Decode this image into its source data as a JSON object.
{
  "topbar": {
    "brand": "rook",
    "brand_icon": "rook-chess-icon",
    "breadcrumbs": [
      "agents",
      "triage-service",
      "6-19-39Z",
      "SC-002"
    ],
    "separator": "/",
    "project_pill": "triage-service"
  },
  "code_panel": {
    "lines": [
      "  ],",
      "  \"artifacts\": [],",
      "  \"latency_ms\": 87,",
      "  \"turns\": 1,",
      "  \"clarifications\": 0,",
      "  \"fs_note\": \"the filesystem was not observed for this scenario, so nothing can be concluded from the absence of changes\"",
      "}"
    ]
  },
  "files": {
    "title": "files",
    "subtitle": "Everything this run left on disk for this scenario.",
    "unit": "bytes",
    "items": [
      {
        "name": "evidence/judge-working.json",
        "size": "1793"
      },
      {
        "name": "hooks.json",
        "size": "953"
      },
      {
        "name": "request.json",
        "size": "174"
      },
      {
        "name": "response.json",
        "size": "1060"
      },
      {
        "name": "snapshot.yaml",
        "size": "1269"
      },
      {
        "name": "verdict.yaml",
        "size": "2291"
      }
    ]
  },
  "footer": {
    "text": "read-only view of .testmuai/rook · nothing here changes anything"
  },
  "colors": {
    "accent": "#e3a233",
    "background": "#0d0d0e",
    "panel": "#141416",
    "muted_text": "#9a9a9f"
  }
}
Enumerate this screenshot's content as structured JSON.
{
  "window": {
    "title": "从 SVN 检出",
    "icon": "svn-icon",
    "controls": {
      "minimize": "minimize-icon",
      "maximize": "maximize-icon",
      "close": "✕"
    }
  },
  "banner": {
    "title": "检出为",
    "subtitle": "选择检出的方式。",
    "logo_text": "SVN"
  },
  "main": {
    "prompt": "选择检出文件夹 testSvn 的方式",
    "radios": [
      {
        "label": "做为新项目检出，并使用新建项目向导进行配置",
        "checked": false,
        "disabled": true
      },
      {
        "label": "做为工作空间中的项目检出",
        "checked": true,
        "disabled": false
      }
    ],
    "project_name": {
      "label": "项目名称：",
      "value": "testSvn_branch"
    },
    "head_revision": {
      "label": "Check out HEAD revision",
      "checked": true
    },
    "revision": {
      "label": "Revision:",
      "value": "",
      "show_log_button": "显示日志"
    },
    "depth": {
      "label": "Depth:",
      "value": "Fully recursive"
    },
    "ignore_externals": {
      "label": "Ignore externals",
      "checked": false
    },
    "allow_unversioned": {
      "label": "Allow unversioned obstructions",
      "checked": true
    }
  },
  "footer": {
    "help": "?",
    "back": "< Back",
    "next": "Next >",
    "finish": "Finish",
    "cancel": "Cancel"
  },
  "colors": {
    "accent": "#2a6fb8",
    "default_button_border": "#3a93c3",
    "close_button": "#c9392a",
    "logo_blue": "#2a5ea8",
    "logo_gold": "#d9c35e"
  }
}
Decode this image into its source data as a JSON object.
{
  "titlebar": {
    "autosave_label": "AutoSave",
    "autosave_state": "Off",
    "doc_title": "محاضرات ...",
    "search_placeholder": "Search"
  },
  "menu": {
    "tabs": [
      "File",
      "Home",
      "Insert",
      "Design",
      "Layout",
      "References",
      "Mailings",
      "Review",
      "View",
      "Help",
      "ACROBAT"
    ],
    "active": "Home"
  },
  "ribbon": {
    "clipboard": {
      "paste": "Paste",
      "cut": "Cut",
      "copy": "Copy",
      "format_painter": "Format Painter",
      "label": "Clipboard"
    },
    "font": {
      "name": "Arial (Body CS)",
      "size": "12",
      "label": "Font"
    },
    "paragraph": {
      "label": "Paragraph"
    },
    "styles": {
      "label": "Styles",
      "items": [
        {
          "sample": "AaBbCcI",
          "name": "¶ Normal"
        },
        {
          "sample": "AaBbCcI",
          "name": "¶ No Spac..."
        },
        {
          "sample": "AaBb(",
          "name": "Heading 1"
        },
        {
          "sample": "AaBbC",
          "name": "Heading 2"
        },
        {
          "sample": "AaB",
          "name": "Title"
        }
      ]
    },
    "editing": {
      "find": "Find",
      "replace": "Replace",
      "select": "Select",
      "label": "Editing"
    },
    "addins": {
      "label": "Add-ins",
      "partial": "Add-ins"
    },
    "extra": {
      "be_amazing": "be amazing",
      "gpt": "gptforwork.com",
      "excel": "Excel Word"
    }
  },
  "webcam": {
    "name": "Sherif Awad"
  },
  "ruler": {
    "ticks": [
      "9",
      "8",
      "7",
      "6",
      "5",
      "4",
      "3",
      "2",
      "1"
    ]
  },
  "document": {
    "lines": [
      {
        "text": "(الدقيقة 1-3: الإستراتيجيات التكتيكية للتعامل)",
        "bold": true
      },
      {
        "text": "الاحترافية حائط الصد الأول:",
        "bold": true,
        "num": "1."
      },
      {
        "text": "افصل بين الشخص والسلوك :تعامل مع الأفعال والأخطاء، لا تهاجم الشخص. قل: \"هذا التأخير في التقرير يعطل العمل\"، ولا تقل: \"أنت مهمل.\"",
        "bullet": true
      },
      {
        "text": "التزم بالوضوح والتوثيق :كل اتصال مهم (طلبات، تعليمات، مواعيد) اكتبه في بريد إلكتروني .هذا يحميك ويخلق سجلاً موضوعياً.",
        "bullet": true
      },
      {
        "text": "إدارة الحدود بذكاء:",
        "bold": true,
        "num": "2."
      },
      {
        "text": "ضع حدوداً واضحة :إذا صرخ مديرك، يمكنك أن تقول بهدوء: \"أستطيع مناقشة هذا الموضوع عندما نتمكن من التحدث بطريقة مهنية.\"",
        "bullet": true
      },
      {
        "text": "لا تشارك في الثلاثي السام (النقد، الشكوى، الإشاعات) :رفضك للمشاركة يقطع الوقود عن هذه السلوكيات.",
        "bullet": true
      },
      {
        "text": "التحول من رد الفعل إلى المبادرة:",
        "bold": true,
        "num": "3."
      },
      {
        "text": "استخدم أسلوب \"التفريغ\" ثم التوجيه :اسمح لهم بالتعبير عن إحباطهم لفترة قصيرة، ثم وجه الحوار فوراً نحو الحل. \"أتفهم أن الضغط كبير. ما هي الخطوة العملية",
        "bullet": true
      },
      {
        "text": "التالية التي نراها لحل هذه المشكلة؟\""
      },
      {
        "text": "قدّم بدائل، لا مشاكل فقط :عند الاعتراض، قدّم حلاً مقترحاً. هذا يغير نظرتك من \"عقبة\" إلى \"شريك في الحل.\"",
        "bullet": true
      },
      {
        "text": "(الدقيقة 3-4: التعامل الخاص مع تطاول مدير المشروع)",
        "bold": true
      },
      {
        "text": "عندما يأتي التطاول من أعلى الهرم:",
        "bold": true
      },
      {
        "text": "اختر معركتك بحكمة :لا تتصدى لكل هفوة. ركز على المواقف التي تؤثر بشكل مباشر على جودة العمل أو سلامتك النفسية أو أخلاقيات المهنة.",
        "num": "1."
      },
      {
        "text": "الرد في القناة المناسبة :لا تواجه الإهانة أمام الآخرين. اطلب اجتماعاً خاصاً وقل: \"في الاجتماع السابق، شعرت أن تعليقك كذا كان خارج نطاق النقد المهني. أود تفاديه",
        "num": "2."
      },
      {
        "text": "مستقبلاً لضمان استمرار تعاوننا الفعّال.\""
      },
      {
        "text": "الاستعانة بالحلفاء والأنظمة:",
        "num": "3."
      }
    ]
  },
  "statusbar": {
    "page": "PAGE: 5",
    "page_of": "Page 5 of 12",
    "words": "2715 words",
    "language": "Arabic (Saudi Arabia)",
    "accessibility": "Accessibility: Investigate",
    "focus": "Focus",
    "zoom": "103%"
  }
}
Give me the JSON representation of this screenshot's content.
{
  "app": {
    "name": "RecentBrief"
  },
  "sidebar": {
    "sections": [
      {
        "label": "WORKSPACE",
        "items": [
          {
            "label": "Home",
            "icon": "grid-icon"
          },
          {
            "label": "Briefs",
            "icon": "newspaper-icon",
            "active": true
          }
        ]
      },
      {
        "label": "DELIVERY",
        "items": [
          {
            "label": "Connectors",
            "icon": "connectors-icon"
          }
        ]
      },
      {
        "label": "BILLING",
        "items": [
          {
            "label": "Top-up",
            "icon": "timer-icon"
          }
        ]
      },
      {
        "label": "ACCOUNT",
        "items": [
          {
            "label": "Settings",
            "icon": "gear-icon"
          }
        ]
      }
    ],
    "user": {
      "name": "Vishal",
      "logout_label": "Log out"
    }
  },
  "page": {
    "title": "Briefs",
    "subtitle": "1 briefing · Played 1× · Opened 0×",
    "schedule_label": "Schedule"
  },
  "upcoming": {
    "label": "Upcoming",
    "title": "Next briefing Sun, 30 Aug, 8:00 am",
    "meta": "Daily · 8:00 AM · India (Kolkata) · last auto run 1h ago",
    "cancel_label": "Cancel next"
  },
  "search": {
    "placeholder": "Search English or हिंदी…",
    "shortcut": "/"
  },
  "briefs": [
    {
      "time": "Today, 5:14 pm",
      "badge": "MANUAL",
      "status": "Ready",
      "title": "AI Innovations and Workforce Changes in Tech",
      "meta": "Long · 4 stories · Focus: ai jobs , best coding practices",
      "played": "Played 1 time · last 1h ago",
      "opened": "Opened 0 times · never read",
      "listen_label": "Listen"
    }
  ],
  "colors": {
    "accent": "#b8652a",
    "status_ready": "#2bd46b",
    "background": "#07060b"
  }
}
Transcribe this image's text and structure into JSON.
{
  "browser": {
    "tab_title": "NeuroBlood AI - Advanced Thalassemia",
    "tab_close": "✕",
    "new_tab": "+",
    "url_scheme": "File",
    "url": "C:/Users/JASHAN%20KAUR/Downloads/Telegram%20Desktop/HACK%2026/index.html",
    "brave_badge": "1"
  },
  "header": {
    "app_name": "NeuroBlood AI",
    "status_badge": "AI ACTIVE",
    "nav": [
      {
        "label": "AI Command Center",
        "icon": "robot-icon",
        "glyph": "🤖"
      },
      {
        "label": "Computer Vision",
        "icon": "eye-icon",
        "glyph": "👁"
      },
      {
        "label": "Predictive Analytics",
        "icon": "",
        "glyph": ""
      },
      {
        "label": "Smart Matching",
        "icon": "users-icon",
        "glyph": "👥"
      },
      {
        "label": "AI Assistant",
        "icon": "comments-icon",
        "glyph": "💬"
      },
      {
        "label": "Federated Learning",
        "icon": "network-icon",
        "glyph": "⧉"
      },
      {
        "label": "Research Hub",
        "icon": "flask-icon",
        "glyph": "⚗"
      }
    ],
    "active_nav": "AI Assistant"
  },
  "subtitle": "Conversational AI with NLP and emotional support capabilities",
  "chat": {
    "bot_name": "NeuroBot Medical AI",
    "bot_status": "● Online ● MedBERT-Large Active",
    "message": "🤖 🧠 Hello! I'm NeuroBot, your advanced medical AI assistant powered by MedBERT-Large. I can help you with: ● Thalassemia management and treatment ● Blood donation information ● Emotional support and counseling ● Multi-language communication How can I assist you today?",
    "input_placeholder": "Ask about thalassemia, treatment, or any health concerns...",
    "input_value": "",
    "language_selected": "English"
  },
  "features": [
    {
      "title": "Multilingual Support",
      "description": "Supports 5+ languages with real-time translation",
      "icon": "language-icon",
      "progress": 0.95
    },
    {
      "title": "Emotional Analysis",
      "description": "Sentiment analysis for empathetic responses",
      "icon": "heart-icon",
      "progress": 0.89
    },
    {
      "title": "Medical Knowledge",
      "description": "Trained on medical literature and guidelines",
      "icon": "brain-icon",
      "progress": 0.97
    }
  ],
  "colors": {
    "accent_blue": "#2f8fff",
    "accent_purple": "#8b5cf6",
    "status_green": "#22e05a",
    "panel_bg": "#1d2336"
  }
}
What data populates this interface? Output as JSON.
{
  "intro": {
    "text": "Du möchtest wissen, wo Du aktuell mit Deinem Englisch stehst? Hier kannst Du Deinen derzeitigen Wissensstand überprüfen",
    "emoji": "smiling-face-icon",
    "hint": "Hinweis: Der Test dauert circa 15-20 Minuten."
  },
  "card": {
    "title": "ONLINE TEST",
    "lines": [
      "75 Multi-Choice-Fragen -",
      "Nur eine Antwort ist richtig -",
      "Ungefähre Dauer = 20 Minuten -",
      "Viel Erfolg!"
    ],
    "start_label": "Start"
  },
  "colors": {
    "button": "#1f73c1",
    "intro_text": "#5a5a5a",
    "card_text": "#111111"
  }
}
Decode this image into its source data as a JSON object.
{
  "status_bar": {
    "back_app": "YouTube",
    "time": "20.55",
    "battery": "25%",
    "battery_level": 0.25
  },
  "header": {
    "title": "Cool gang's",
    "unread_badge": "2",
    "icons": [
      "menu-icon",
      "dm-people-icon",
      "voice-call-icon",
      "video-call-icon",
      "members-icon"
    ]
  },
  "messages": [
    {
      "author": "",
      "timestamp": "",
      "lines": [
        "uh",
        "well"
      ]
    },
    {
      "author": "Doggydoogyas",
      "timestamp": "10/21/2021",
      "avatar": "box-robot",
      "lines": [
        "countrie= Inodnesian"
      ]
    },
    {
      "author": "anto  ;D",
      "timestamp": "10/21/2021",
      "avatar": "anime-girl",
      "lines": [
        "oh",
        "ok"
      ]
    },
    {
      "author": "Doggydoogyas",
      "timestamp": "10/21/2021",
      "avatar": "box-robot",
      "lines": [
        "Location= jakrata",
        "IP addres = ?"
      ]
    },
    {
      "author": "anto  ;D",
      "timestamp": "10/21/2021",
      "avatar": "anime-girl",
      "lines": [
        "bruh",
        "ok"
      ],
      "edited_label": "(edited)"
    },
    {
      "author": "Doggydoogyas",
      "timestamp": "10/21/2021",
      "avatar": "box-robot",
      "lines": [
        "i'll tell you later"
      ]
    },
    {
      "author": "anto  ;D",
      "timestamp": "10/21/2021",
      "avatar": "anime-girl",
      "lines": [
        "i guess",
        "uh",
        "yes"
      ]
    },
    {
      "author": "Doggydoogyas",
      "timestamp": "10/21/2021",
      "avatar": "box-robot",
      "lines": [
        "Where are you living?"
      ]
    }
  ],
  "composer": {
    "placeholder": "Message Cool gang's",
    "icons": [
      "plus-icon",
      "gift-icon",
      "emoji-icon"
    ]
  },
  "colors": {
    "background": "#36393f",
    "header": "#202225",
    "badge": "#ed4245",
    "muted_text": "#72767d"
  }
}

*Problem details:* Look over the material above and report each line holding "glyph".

*Answer to the problem:*
        "glyph": "🤖"
        "glyph": "👁"
        "glyph": ""
        "glyph": "👥"
        "glyph": "💬"
        "glyph": "⧉"
        "glyph": "⚗"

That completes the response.